    I did not suspect this was the problem. I thought it was an effect of my recently updated BIOS so I reverted to one that, as it would have it, did not enable SVM (CPU virtualization) by default. So when I started up after reverting I was happy to see boosting was back to normal... until I enabled SVM manually. That's when I knew it was the problem. So, thankfully it's fixable (sort of): either disable SVM in BIOS or disable Memory Integrity in Windows' Security settings.

    I'm sure it's an effective security setting for certain exploits so I guess you should only do this if you're comfortable of your internet security practices otherwise. I also expect it will be re-enabled with subsequent major updates (at least) so anticipate doing this again (disabling Memory Integrity) after they drop.
    Reply
  • punkncat
    JarredWaltonGPU said:
    You mean you can still use Windows software to make updates that also alter the BIOS settings?

    XTU still loads, although I don't use it as the specific way to O/UC.

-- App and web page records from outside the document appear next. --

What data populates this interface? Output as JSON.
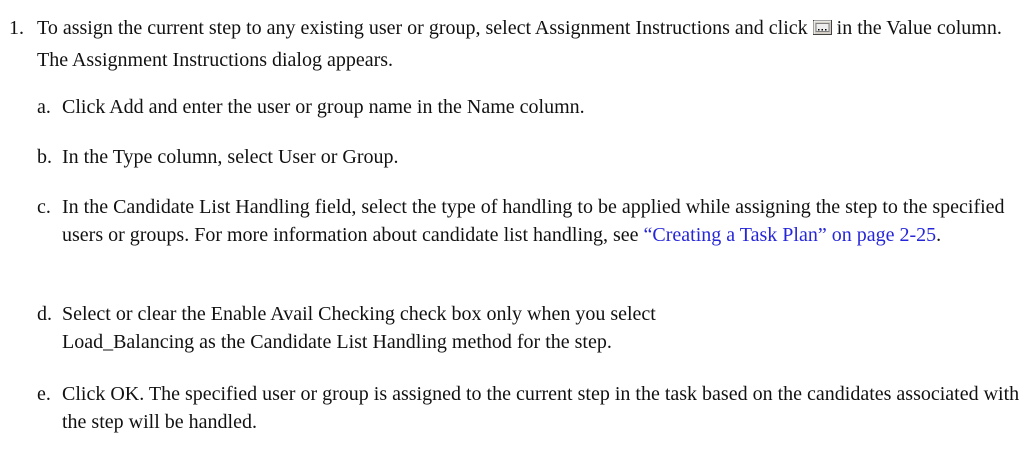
{
  "step": {
    "number": "1.",
    "text_before_icon": "To assign the current step to any existing user or group, select Assignment Instructions and click",
    "icon": "ellipsis-button-icon",
    "text_after_icon": "in the Value column. The Assignment Instructions dialog appears."
  },
  "substeps": [
    {
      "letter": "a.",
      "text": "Click Add and enter the user or group name in the Name column."
    },
    {
      "letter": "b.",
      "text": "In the Type column, select User or Group."
    },
    {
      "letter": "c.",
      "text": "In the Candidate List Handling field, select the type of handling to be applied while assigning the step to the specified users or groups. For more information about candidate list handling, see",
      "link": "“Creating a Task Plan” on page 2-25",
      "text_after_link": "."
    },
    {
      "letter": "d.",
      "text": "Select or clear the Enable Avail Checking check box only when you select Load_Balancing as the Candidate List Handling method for the step."
    },
    {
      "letter": "e.",
      "text": "Click OK. The specified user or group is assigned to the current step in the task based on the candidates associated with the step will be handled."
    }
  ],
  "colors": {
    "text": "#111111",
    "link": "#2626d9"
  }
}
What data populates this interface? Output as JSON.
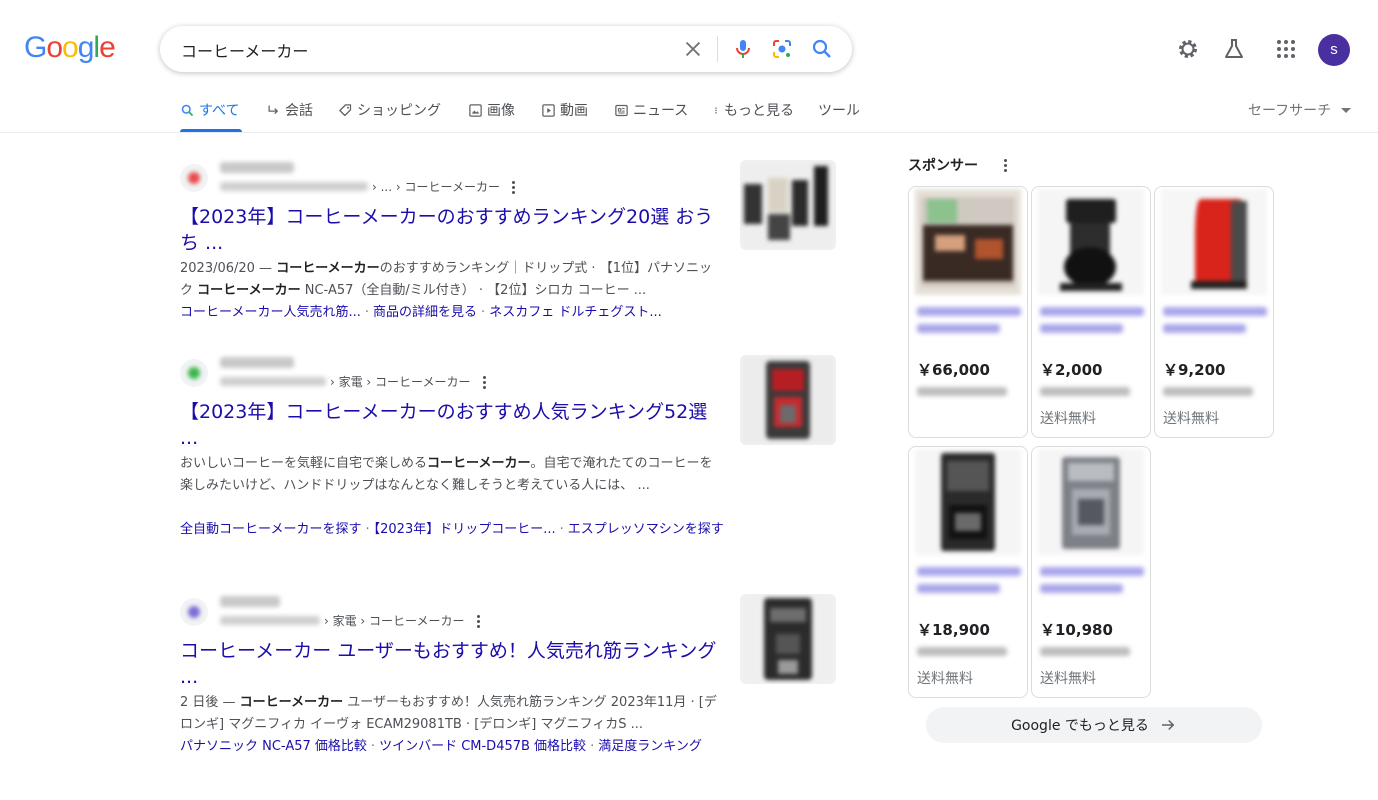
{
  "logo": "Google",
  "search": {
    "query": "コーヒーメーカー"
  },
  "user": {
    "avatar_letter": "s"
  },
  "tabs": [
    {
      "label": "すべて",
      "icon": "search-icon"
    },
    {
      "label": "会話",
      "icon": "reply-arrow-icon"
    },
    {
      "label": "ショッピング",
      "icon": "tag-icon"
    },
    {
      "label": "画像",
      "icon": "image-icon"
    },
    {
      "label": "動画",
      "icon": "play-icon"
    },
    {
      "label": "ニュース",
      "icon": "news-icon"
    },
    {
      "label": "もっと見る",
      "icon": "more-vert-icon"
    },
    {
      "label": "ツール"
    }
  ],
  "safesearch": "セーフサーチ",
  "results": [
    {
      "breadcrumb": "› ... › コーヒーメーカー",
      "title": "【2023年】コーヒーメーカーのおすすめランキング20選 おうち ...",
      "snippet_prefix": "2023/06/20 — ",
      "snippet_bold1": "コーヒーメーカー",
      "snippet_mid": "のおすすめランキング｜ドリップ式 · 【1位】パナソニック ",
      "snippet_bold2": "コーヒーメーカー",
      "snippet_tail": " NC-A57（全自動/ミル付き） · 【2位】シロカ コーヒー ...",
      "links": [
        "コーヒーメーカー人気売れ筋...",
        "商品の詳細を見る",
        "ネスカフェ ドルチェグスト..."
      ]
    },
    {
      "breadcrumb": "› 家電 › コーヒーメーカー",
      "title": "【2023年】コーヒーメーカーのおすすめ人気ランキング52選 ...",
      "snippet_prefix": "おいしいコーヒーを気軽に自宅で楽しめる",
      "snippet_bold1": "コーヒーメーカー",
      "snippet_mid": "。自宅で淹れたてのコーヒーを楽しみたいけど、ハンドドリップはなんとなく難しそうと考えている人には、 ...",
      "snippet_bold2": "",
      "snippet_tail": "",
      "links": [
        "全自動コーヒーメーカーを探す",
        "【2023年】ドリップコーヒー...",
        "エスプレッソマシンを探す"
      ]
    },
    {
      "breadcrumb": "› 家電 › コーヒーメーカー",
      "title": "コーヒーメーカー ユーザーもおすすめ！人気売れ筋ランキング ...",
      "snippet_prefix": "2 日後 — ",
      "snippet_bold1": "コーヒーメーカー",
      "snippet_mid": " ユーザーもおすすめ！人気売れ筋ランキング 2023年11月 · [デロンギ] マグニフィカ イーヴォ ECAM29081TB · [デロンギ] マグニフィカS ...",
      "snippet_bold2": "",
      "snippet_tail": "",
      "links": [
        "パナソニック NC-A57 価格比較",
        "ツインバード CM-D457B 価格比較",
        "満足度ランキング"
      ]
    }
  ],
  "sponsored": {
    "heading": "スポンサー",
    "products": [
      {
        "price": "￥66,000",
        "shipping": "",
        "image": "coffee-machine-red-panel",
        "accent": "#7a3a1c"
      },
      {
        "price": "￥2,000",
        "shipping": "送料無料",
        "image": "black-drip-coffee-maker",
        "accent": "#1f1f1f"
      },
      {
        "price": "￥9,200",
        "shipping": "送料無料",
        "image": "red-capsule-machine",
        "accent": "#d8241b"
      },
      {
        "price": "￥18,900",
        "shipping": "送料無料",
        "image": "black-coffee-maker",
        "accent": "#2a2a2a"
      },
      {
        "price": "￥10,980",
        "shipping": "送料無料",
        "image": "silver-coffee-maker",
        "accent": "#8a8d93"
      }
    ],
    "more_label": "Google でもっと見る"
  },
  "colors": {
    "link": "#1a0dab",
    "accent": "#1a73e8",
    "avatar": "#4a2fa0"
  }
}
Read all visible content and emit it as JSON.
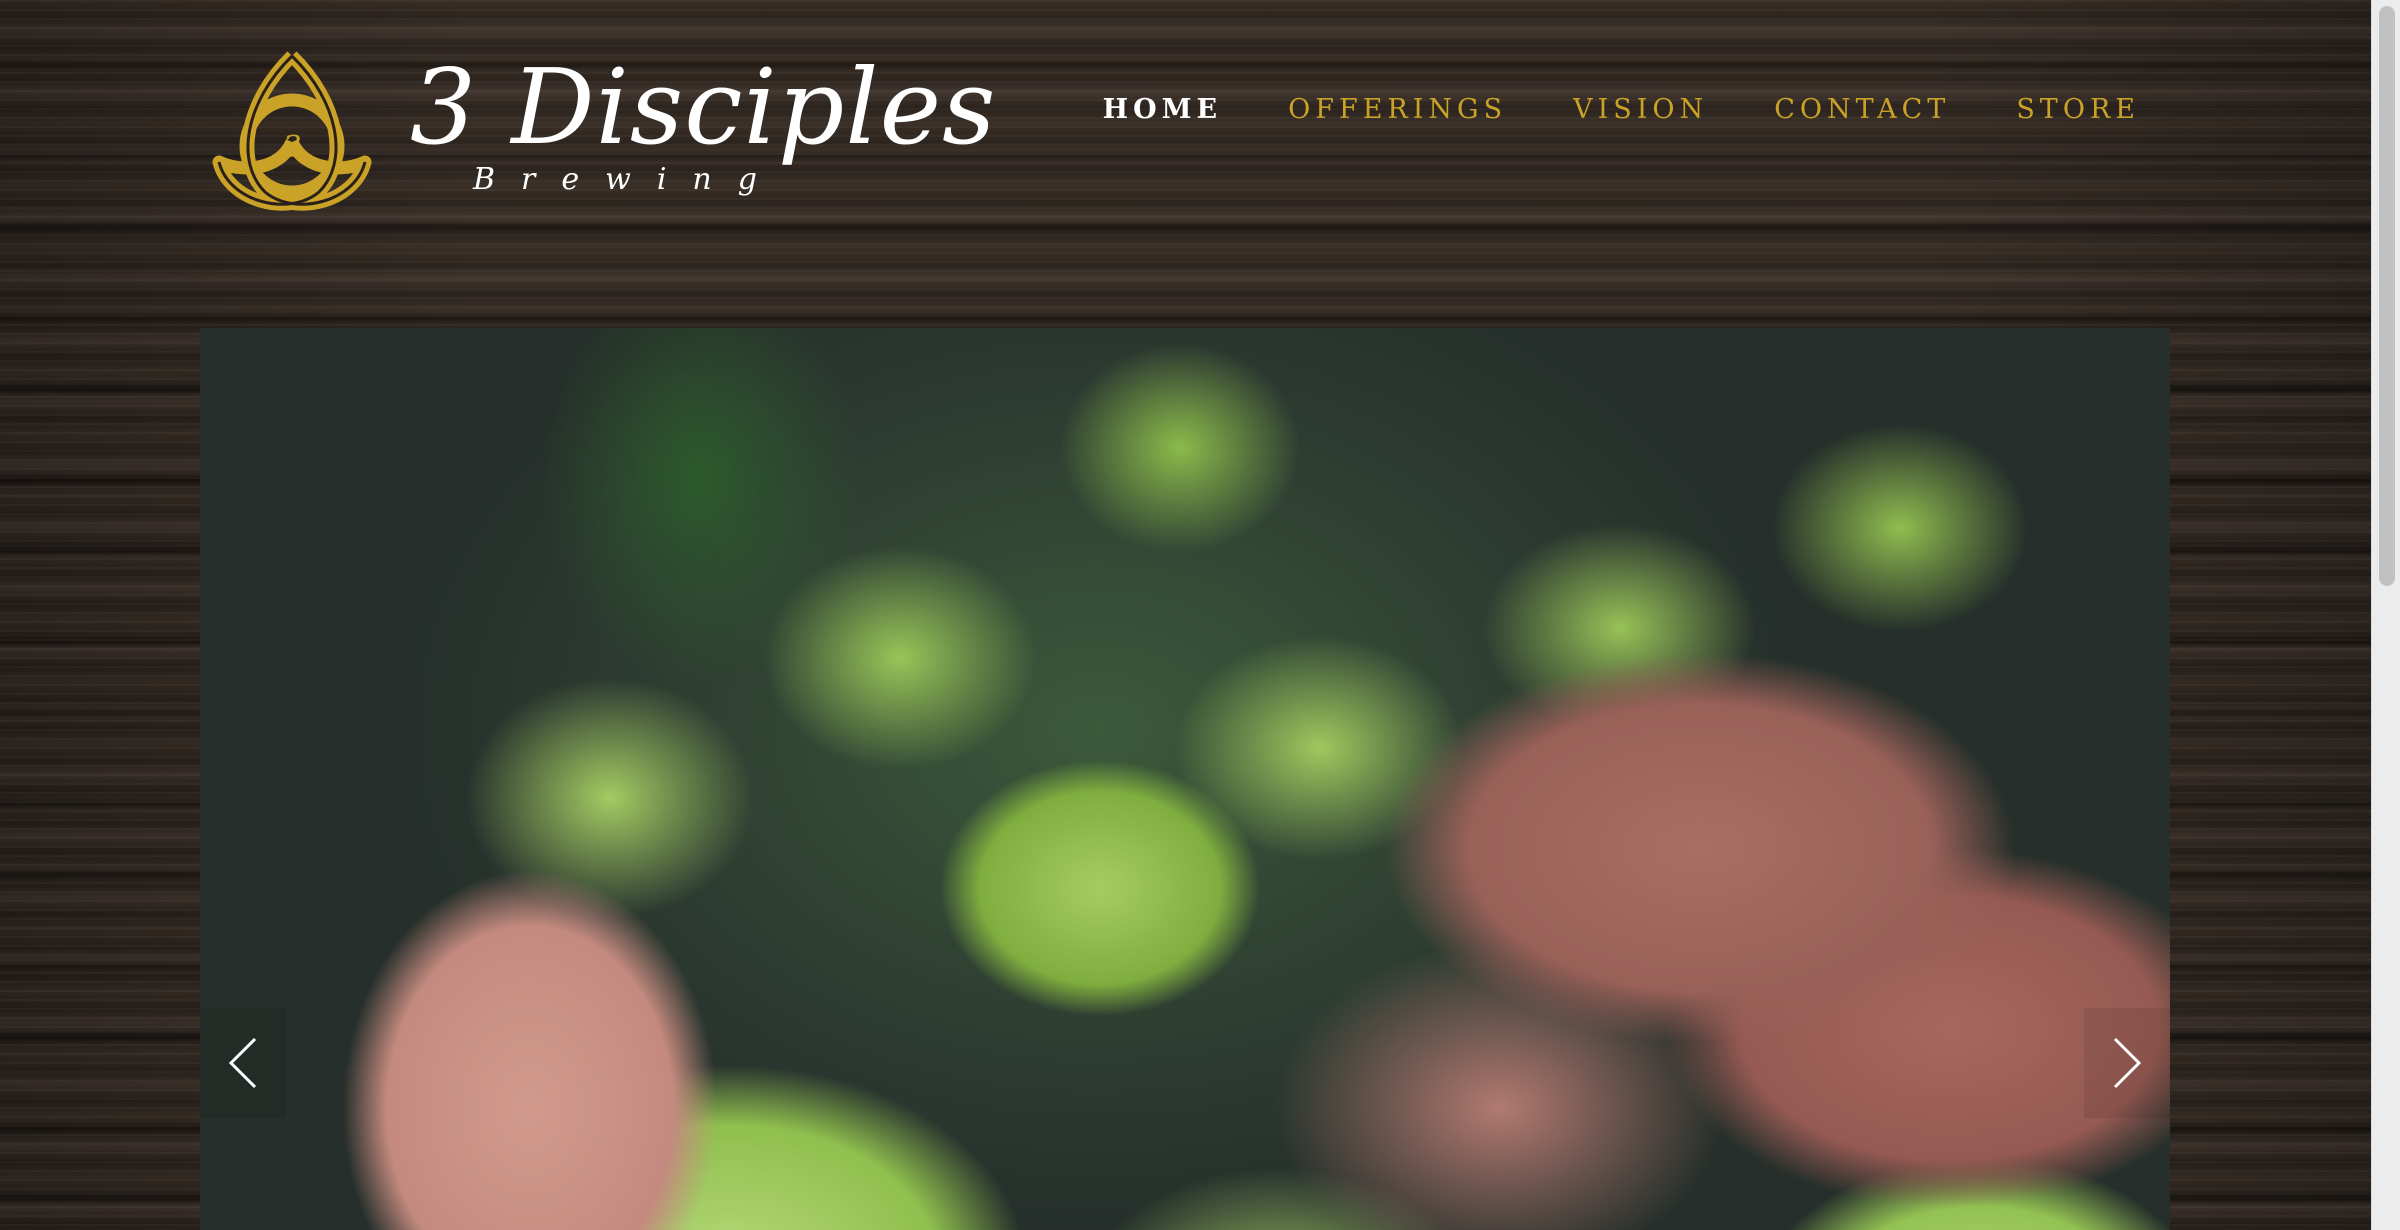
{
  "brand": {
    "name": "3 Disciples",
    "sub": "Brewing",
    "knot_numeral": "3",
    "logo_gold": "#c9a227"
  },
  "nav": {
    "items": [
      {
        "label": "HOME",
        "active": true
      },
      {
        "label": "OFFERINGS",
        "active": false
      },
      {
        "label": "VISION",
        "active": false
      },
      {
        "label": "CONTACT",
        "active": false
      },
      {
        "label": "STORE",
        "active": false
      }
    ],
    "active_color": "#ffffff",
    "color": "#c9a227"
  },
  "slider": {
    "image": "hops-in-hand-photo",
    "prev_icon": "chevron-left-icon",
    "next_icon": "chevron-right-icon"
  }
}
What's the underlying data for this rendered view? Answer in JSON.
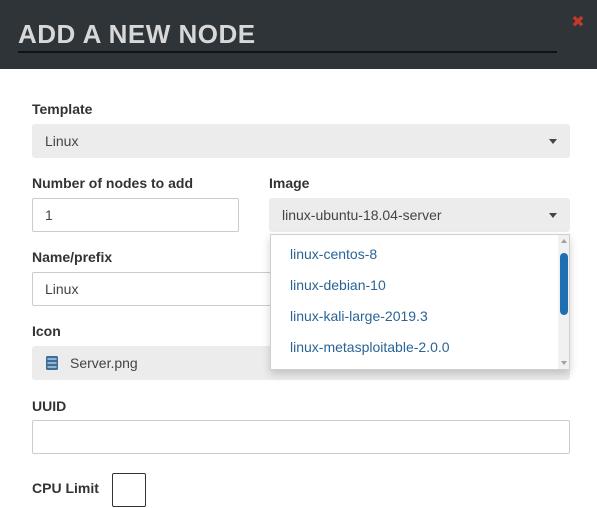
{
  "dialog": {
    "title": "ADD A NEW NODE",
    "close_icon": "close-icon"
  },
  "colors": {
    "header_bg": "#2e3438",
    "close": "#c0392b",
    "link": "#2a6496",
    "scroll_thumb": "#1f6fb3"
  },
  "form": {
    "template": {
      "label": "Template",
      "value": "Linux"
    },
    "nodes_count": {
      "label": "Number of nodes to add",
      "value": "1"
    },
    "image": {
      "label": "Image",
      "value": "linux-ubuntu-18.04-server",
      "options": [
        "linux-centos-8",
        "linux-debian-10",
        "linux-kali-large-2019.3",
        "linux-metasploitable-2.0.0"
      ]
    },
    "name_prefix": {
      "label": "Name/prefix",
      "value": "Linux"
    },
    "icon": {
      "label": "Icon",
      "value": "Server.png",
      "icon": "server-icon"
    },
    "uuid": {
      "label": "UUID",
      "value": ""
    },
    "cpu_limit": {
      "label": "CPU Limit",
      "checked": false
    }
  }
}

    CPU-Z still operates properly on both. I am on an older version of that for at least the machine I am on right now.
    Reply
  • wr3zzz
    Windows 11 update already killed one click undervolt on my AMD so I am not surprised. If anything I worry more about MSI BIOS update than not having the undervolt option. I went with MSI MB for the first time and every attempt of BIOS update has killed the MB. The first time it was still under warranty and MSI replaced it with one came with newer BIOS. When I tried to update the BIOS on that one after warranty expired it also went dark. I had to use the short circuit trick to bring it back. I've had Intel, Gigabyte and Asus MB and BIOS updates had always been problem free.
    Reply
  • hotaru251
    more reasons to avoid WIN11.
    Reply
  • s997863
    I miss the days when we could choose to manually install updates or not, after reading exactly what they were for.
    I've been using the same old windows 7 image for years. It's so old that it couldn't connect to any updates or telemetry even if I allowed it. I've only recently had issues with MS crapware like Teams/Skype/MineCraft all failing at their login screens. A little internet searching hints that my W7 & IE need updates. A "convenience" rollout exists since MS wants no more "service packs" 🇳🇴. So now my Acronis C: drive image with the updated W7 is ready in all my USBs whenever I need to format/recover or move to a new PC.
    Reply
  • kyzarvs
    This article could be improved by expanding on the negative aspects of turning off Memory Integrity? In 11 it has been turned on for a reason, what extra security does it provide and what are the risks associated with not having it?
    Reply
  • hannibal
    The extra security in needed. Most likely those programs works at Admin privileges and that is always security risk!
    It is better that manufacturers would start makin more secure programs and not messing with system!
    Reply
  • NothingMan69
    What is happening with Tom's Hardware? 80% of articles are ads, the articles then selfs are worthless or rumors, both useless.
    And no, the 3 MSI Intel mobo systems i have do XTU just fine.
    Do you guys write articles on the machines you also watch porn on by any chance? The virus has to come from somewhere.
    Reply